The tower burned for five days, spitting molten metal into the sea and sending an oily pall of smoke into the sky over the Eddystone. By the time it had burned itself out, all that remained was a tottering heap of blackened granite blocks which were flung into the sea by the next winter gale.
Of John Rudyerds end nothing is known. Having completed his tower and admired the result, he disappeared into history and was never heard of again.
To find the remains of these lighthouses today, you need good measures of fine weather and patience. Nearly 300 years of West Country storms have dispersed the debris widely across an area of deep kelp-covered gullies.
In just such a gully, not far from the famous sloping rock on which both towers were built, we found the first traces. Having dug out boulders, stones, shingle and sand to reach bedrock, we found several gobbets of lead which, from their shape and general appearance, had obviously been in a molten state when they entered the water. The biggest weighed only half an ounce less than the one that killed Henry Hall.

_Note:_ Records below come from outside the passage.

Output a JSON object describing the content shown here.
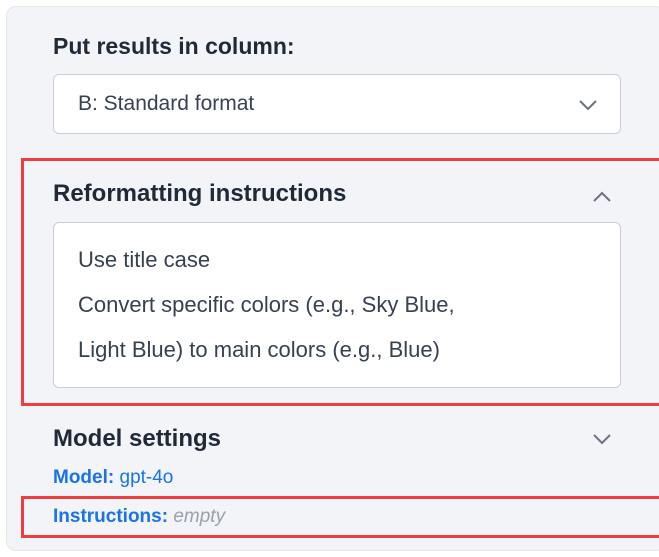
{
  "column_select": {
    "label": "Put results in column:",
    "value": "B: Standard format"
  },
  "reformatting": {
    "title": "Reformatting instructions",
    "lines": [
      "Use title case",
      "Convert specific colors (e.g., Sky Blue,",
      "Light Blue) to main colors (e.g., Blue)"
    ]
  },
  "model_settings": {
    "title": "Model settings",
    "model_key": "Model:",
    "model_value": "gpt-4o",
    "instructions_key": "Instructions:",
    "instructions_value": "empty"
  },
  "icons": {
    "select_chevron": "chevron-down-icon",
    "reformatting_toggle": "chevron-up-icon",
    "model_toggle": "chevron-down-icon"
  },
  "colors": {
    "highlight": "#ef3e42",
    "link": "#1a73e8",
    "panel_bg": "#f2f4f7"
  }
}
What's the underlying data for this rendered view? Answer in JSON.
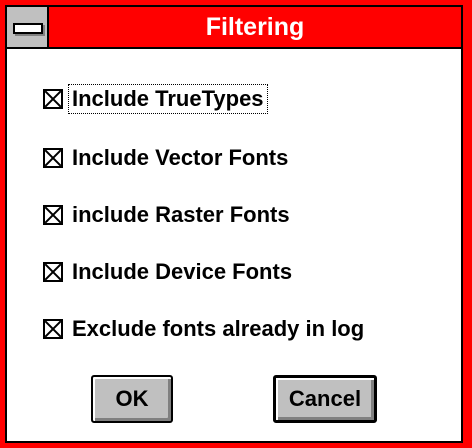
{
  "window": {
    "title": "Filtering",
    "system_menu_icon": "system-menu-icon"
  },
  "options": [
    {
      "label": "Include TrueTypes",
      "checked": true,
      "focused": true
    },
    {
      "label": "Include Vector Fonts",
      "checked": true,
      "focused": false
    },
    {
      "label": "include Raster Fonts",
      "checked": true,
      "focused": false
    },
    {
      "label": "Include Device Fonts",
      "checked": true,
      "focused": false
    },
    {
      "label": "Exclude fonts already in log",
      "checked": true,
      "focused": false
    }
  ],
  "buttons": {
    "ok_label": "OK",
    "cancel_label": "Cancel"
  },
  "colors": {
    "frame": "#ff0000",
    "title_text": "#ffffff",
    "button_face": "#c0c0c0",
    "background": "#ffffff"
  }
}
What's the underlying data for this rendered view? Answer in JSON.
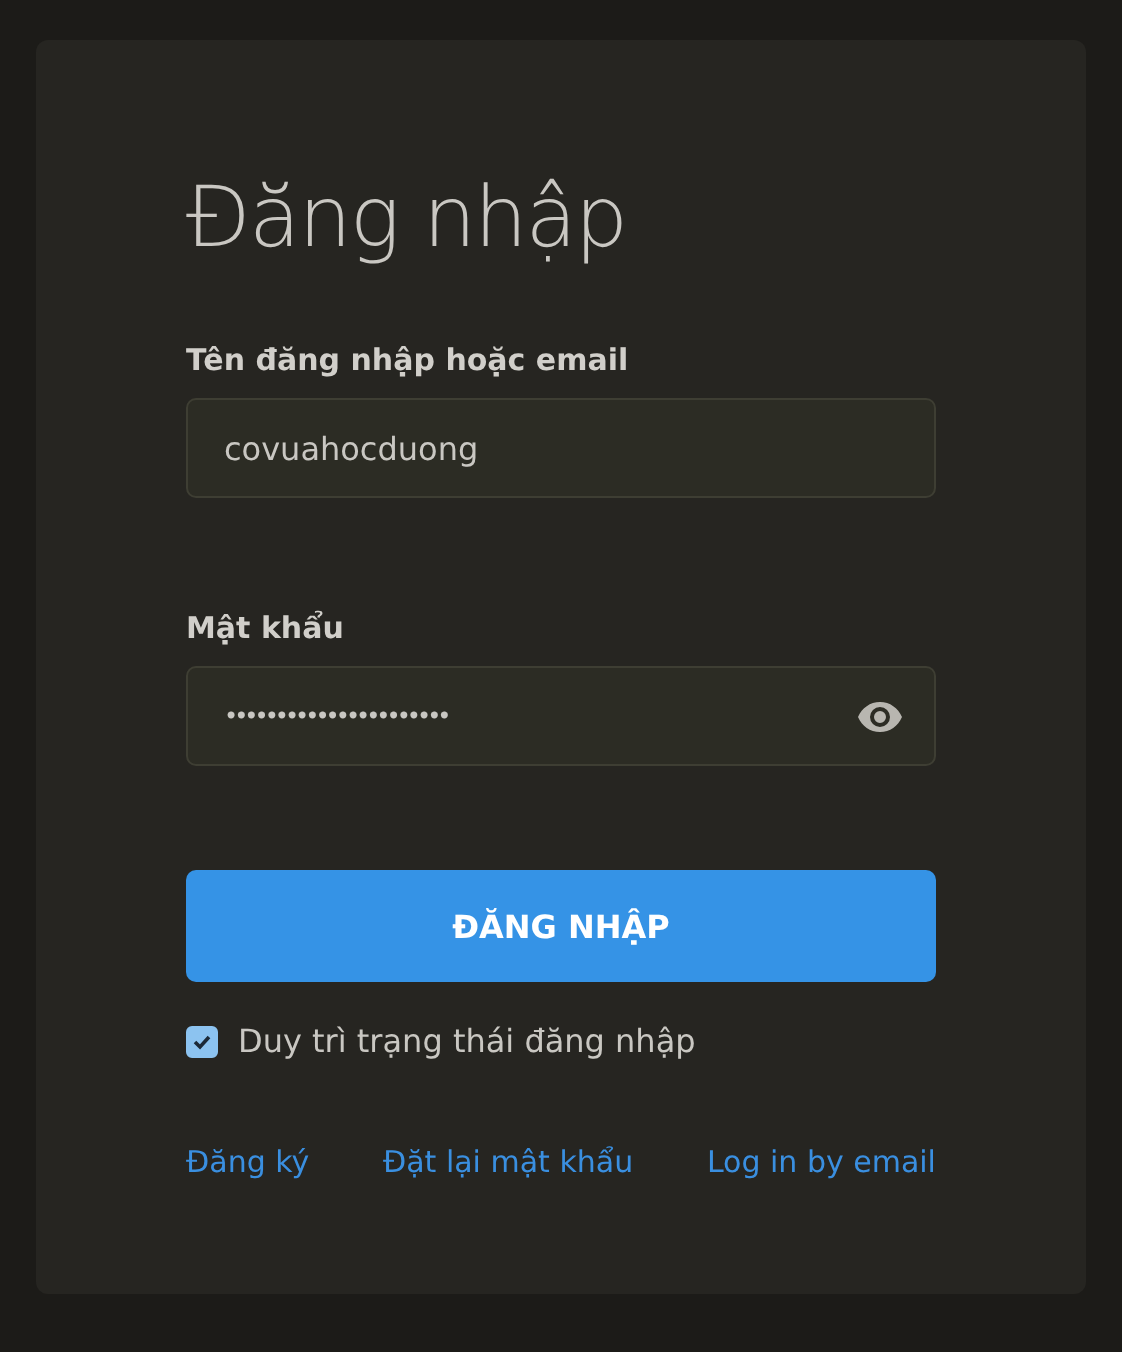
{
  "title": "Đăng nhập",
  "fields": [
    {
      "label": "Tên đăng nhập hoặc email",
      "value": "covuahocduong",
      "kind": "text"
    },
    {
      "label": "Mật khẩu",
      "value": "••••••••••••••••••••••",
      "kind": "password"
    }
  ],
  "submit": "ĐĂNG NHẬP",
  "remember": {
    "label": "Duy trì trạng thái đăng nhập",
    "checked": true
  },
  "links": [
    "Đăng ký",
    "Đặt lại mật khẩu",
    "Log in by email"
  ]
}
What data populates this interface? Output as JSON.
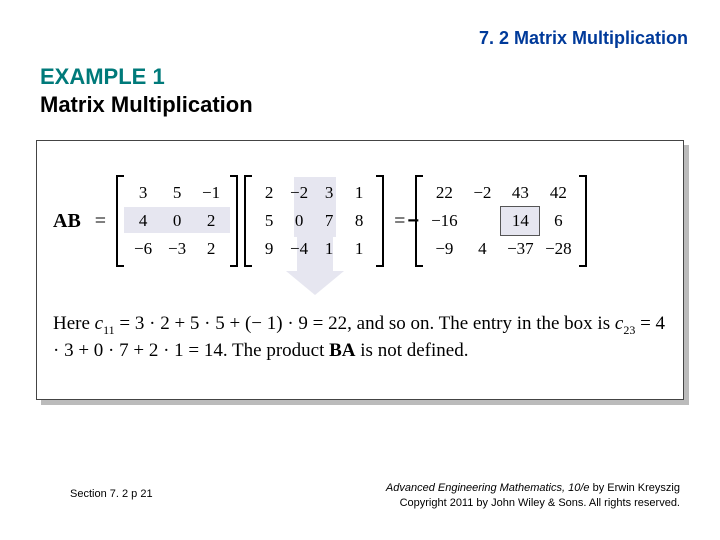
{
  "header": "7. 2 Matrix Multiplication",
  "example_label": "EXAMPLE 1",
  "example_title": "Matrix Multiplication",
  "equation": {
    "lhs": "AB",
    "eq": "=",
    "matrixA": [
      [
        "3",
        "5",
        "−1"
      ],
      [
        "4",
        "0",
        "2"
      ],
      [
        "−6",
        "−3",
        "2"
      ]
    ],
    "matrixB": [
      [
        "2",
        "−2",
        "3",
        "1"
      ],
      [
        "5",
        "0",
        "7",
        "8"
      ],
      [
        "9",
        "−4",
        "1",
        "1"
      ]
    ],
    "matrixC": [
      [
        "22",
        "−2",
        "43",
        "42"
      ],
      [
        "−16",
        "14",
        "6"
      ],
      [
        "−9",
        "4",
        "−37",
        "−28"
      ]
    ],
    "neg_overlay": "−",
    "boxed_value": "14"
  },
  "explanation": {
    "pre": "Here ",
    "c11": "c",
    "sub11": "11",
    "mid1": " = 3 · 2 + 5 · 5 + (− 1) · 9 = 22, and so on. The entry in the box is ",
    "c23": "c",
    "sub23": "23",
    "mid2": " = 4 · 3 + 0 · 7 + 2 · 1 = 14. The product ",
    "ba": "BA",
    "tail": " is not defined."
  },
  "footer": {
    "left": "Section 7. 2  p 21",
    "right_title": "Advanced Engineering Mathematics, 10/e",
    "right_author": " by Erwin Kreyszig",
    "right_copyright": "Copyright 2011 by John Wiley & Sons. All rights reserved."
  }
}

In digging for the lead we also uncovered fragments of thick greenish glass of various sizes, and very worn. While these could be the remains of nothing more glamorous than broken portholes, their profusion and proximity to the buried lead may mean that they came from the lantern of one of the towers.
More definite evidence lay not far away. Working our way down through the kelp, we soon discovered a large piece of dressed granite with a huge bronze rung embedded in one of its faces.
Our first thought was that it was from the stump of Smeatons tower (also built on Winstanleys sloping rock), but a later check showed the rungs on that stump to be quite different in shape and cross-section from the one we found. Also, Smeatons stones were cut in the form of interlocking dovetails to fasten solidly together.
We climbed the stump and checked the shapes in the top course for ourselves. Our block was a simple, plain piece of work, nothing like those made for John Smeaton.
Clearing the area of kelp, we also found a number of smaller granite blocks, a badly squashed and distorted ribbon of bronze (perhaps a lightning conductor), and a huge thick metal disc the size and shape of a millstone. This baffling object may have nothing to do with lighthouses, but it sits among the stones as if it belongs with them.
We raised two of the smaller granite blocks - identical in size and shape, weighing 62kg each - and took them back to Plymouth. Whether they are from Winstanleys tower or Rudyerds we shall never know, but we can be reasonably sure that they were cut from a West Country quarry long ago and taken out to the Eddystone as part of a lighthouse.

Below: all of the lighthouses built on the Eddystone reef. Left to right: Winstanleys one-year model of 1698; his more substantial version completed the following year; Rudyerds oak-cored, circular-section tower of 1709; John Smeatons long-lasting light of 1759, now on Plymouth Hoe; and the present lighthouse, built by James Douglass in 1882.